So fast forward. I am in my late 20s. I am with the man I intend to spend my life with, I have a house am working on getting a career I am proud of and I read about diabetes. A lot. I know what doctors, scholars and others say about complications. I always thought that it couldn't be me. I still am lucky to not be diagnosed with complications, but it's a nagging thought at the back of my head always. I have some issues with my legs getting painful when I work out, but I am 1.5 years on a waiting list to see an endocrinologist (Canadian Healthcare ain't what it's cracked up to be).
I had my yearly eye check up today.
It's a clammy hands, looking to busy my brain kind of feeling, waiting for a check up like that. The doctor always asks me to check my sugar at the appointment time, 3.7mmol/l. A few glucose tabs, and we are on our way. Puffs of air. "Can you read this letter without your glasses?" "No." Wearing the glasses, can you see it now? Of course. Retina scan. "This is scary" I disclose. A warm smile, desperately trying to comfort me "it just takes a picture, we don't touch your eye, no pain!" I nod, he doesn't know that the scary thing isn't the pain it doesn't cause, it's the pain that a new diagnoses could cause.
I put my forehead onto the medical plastic and state blankly ahead. Dots and lights. "Isn't this better than dialation?" He asks cheerfully. "Oh yes. Yes it is" my freckled fingertips dig into the hard leather of the exam chair, the sweat on my palms makes my hands slowly drip down the sides the chair like wax on a hot candle.
The photos appear on the large computer screen and he studies them carefully.

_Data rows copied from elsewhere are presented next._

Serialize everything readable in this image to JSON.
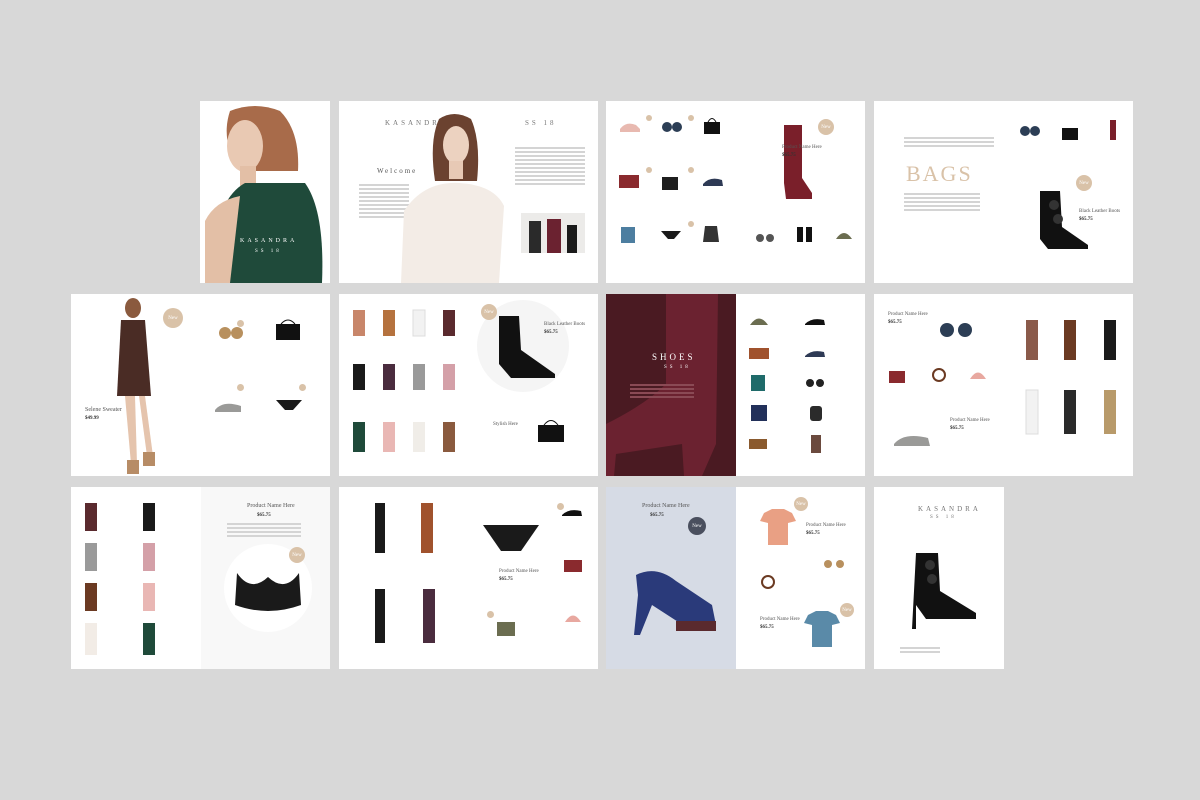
{
  "brand": "KASANDRA",
  "season": "SS 18",
  "welcome": "Welcome",
  "bags_title": "BAGS",
  "shoes_title": "SHOES",
  "new_badge": "New",
  "product_name": "Product Name Here",
  "price": "$65.75",
  "boots_name": "Black Leather Boots",
  "sweater_name": "Selene Sweater",
  "sweater_price": "$49.99",
  "stylish_item": "Stylish Here",
  "colors": {
    "background": "#d8d8d8",
    "page": "#ffffff",
    "accent": "#d9c2a8",
    "burgundy": "#6b2230",
    "dark": "#1a1a1a",
    "green": "#1f4a3a"
  }
}
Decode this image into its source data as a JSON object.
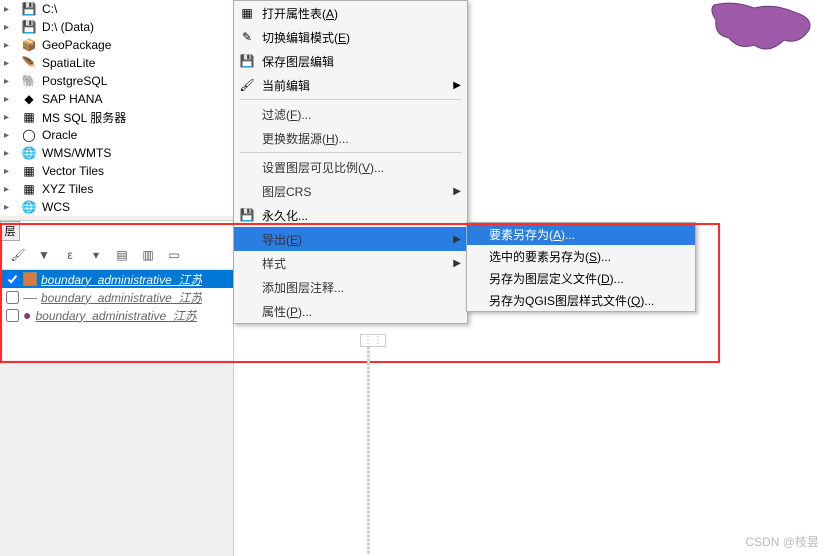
{
  "browser": {
    "items": [
      {
        "icon": "disk",
        "label": "C:\\"
      },
      {
        "icon": "disk",
        "label": "D:\\ (Data)"
      },
      {
        "icon": "gpkg",
        "label": "GeoPackage"
      },
      {
        "icon": "feather",
        "label": "SpatiaLite"
      },
      {
        "icon": "elephant",
        "label": "PostgreSQL"
      },
      {
        "icon": "sap",
        "label": "SAP HANA"
      },
      {
        "icon": "mssql",
        "label": "MS SQL 服务器"
      },
      {
        "icon": "oracle",
        "label": "Oracle"
      },
      {
        "icon": "globe",
        "label": "WMS/WMTS"
      },
      {
        "icon": "grid",
        "label": "Vector Tiles"
      },
      {
        "icon": "grid",
        "label": "XYZ Tiles"
      },
      {
        "icon": "globe",
        "label": "WCS"
      }
    ]
  },
  "layers": {
    "tab_label": "层",
    "items": [
      {
        "name": "boundary_administrative_江苏",
        "selected": true,
        "checked": true,
        "color": "#d97b3c"
      },
      {
        "name": "boundary_administrative_江苏",
        "selected": false,
        "checked": false,
        "color": "#7a7a7a"
      },
      {
        "name": "boundary_administrative_江苏",
        "selected": false,
        "checked": false,
        "color": "#8b3a6b"
      }
    ]
  },
  "contextMenu": {
    "items": [
      {
        "icon": "table",
        "label": "打开属性表",
        "key": "A"
      },
      {
        "icon": "pencil",
        "label": "切换编辑模式",
        "key": "E"
      },
      {
        "icon": "save",
        "label": "保存图层编辑",
        "key": ""
      },
      {
        "icon": "brush",
        "label": "当前编辑",
        "key": "",
        "submenu": true
      },
      {
        "sep": true
      },
      {
        "icon": "",
        "label": "过滤",
        "key": "F",
        "suffix": "..."
      },
      {
        "icon": "",
        "label": "更换数据源",
        "key": "H",
        "suffix": "..."
      },
      {
        "sep": true
      },
      {
        "icon": "",
        "label": "设置图层可见比例",
        "key": "V",
        "suffix": "..."
      },
      {
        "icon": "",
        "label": "图层CRS",
        "key": "",
        "submenu": true
      },
      {
        "icon": "disk2",
        "label": "永久化...",
        "key": ""
      },
      {
        "icon": "",
        "label": "导出",
        "key": "E",
        "submenu": true,
        "highlight": true
      },
      {
        "icon": "",
        "label": "样式",
        "key": "",
        "submenu": true
      },
      {
        "icon": "",
        "label": "添加图层注释...",
        "key": ""
      },
      {
        "icon": "",
        "label": "属性",
        "key": "P",
        "suffix": "..."
      }
    ]
  },
  "submenu": {
    "items": [
      {
        "label": "要素另存为",
        "key": "A",
        "suffix": "...",
        "highlight": true
      },
      {
        "label": "选中的要素另存为",
        "key": "S",
        "suffix": "..."
      },
      {
        "label": "另存为图层定义文件",
        "key": "D",
        "suffix": "..."
      },
      {
        "label": "另存为QGIS图层样式文件",
        "key": "Q",
        "suffix": "..."
      }
    ]
  },
  "watermark": "CSDN @枝昙"
}
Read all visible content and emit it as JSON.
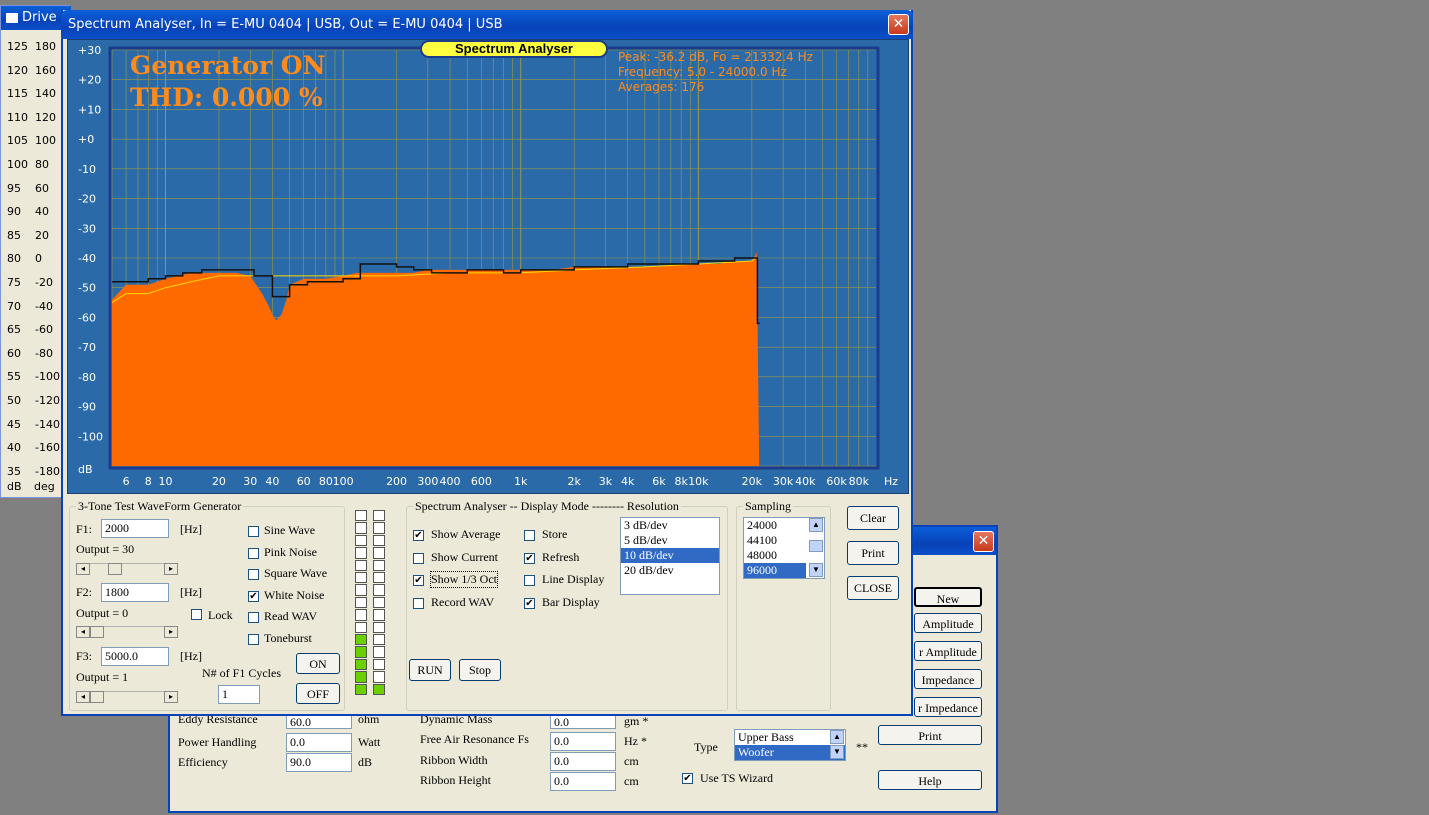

Zoom in and out, move around, drag the mouse. Look in. Scribble on the paper. Look up, notice the anguish of waiting on my face.
"You have beautiful retinas. There is no sign of retinopathy. Not even a vessel out of place. Beautiful, just perfect! You're done have a nice year"
Exit stage left for the doc.
A sigh of relief from the patient. One more year I don't have to worry about it. I don't need more worry.
One more year.